**Work instruction**
Print out the data below in full, exactly as written.

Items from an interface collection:

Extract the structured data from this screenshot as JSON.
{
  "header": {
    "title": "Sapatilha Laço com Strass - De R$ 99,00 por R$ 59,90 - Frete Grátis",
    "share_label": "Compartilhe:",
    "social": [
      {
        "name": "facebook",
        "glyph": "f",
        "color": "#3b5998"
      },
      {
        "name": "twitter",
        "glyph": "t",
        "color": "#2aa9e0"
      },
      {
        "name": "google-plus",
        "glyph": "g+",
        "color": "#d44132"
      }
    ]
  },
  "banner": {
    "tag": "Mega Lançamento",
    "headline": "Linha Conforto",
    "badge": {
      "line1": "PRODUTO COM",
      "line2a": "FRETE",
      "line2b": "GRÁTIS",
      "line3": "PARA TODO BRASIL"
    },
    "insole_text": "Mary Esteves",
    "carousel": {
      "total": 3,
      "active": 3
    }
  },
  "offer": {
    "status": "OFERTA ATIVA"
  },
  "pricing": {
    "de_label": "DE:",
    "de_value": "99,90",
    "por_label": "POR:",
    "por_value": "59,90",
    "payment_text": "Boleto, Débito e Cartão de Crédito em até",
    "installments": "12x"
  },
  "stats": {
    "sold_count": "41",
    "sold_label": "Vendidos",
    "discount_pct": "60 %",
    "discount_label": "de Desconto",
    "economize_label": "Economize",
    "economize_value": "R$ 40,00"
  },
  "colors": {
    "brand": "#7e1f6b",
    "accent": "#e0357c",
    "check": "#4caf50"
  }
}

**Result**
Extract the structured data from this screenshot as JSON.
{
  "header": {
    "title": "Sapatilha Laço com Strass - De R$ 99,00 por R$ 59,90 - Frete Grátis",
    "share_label": "Compartilhe:",
    "social": [
      {
        "name": "facebook",
        "glyph": "f",
        "color": "#3b5998"
      },
      {
        "name": "twitter",
        "glyph": "t",
        "color": "#2aa9e0"
      },
      {
        "name": "google-plus",
        "glyph": "g+",
        "color": "#d44132"
      }
    ]
  },
  "banner": {
    "tag": "Mega Lançamento",
    "headline": "Linha Conforto",
    "badge": {
      "line1": "PRODUTO COM",
      "line2a": "FRETE",
      "line2b": "GRÁTIS",
      "line3": "PARA TODO BRASIL"
    },
    "insole_text": "Mary Esteves",
    "carousel": {
      "total": 3,
      "active": 3
    }
  },
  "offer": {
    "status": "OFERTA ATIVA"
  },
  "pricing": {
    "de_label": "DE:",
    "de_value": "99,90",
    "por_label": "POR:",
    "por_value": "59,90",
    "payment_text": "Boleto, Débito e Cartão de Crédito em até",
    "installments": "12x"
  },
  "stats": {
    "sold_count": "41",
    "sold_label": "Vendidos",
    "discount_pct": "60 %",
    "discount_label": "de Desconto",
    "economize_label": "Economize",
    "economize_value": "R$ 40,00"
  },
  "colors": {
    "brand": "#7e1f6b",
    "accent": "#e0357c",
    "check": "#4caf50"
  }
}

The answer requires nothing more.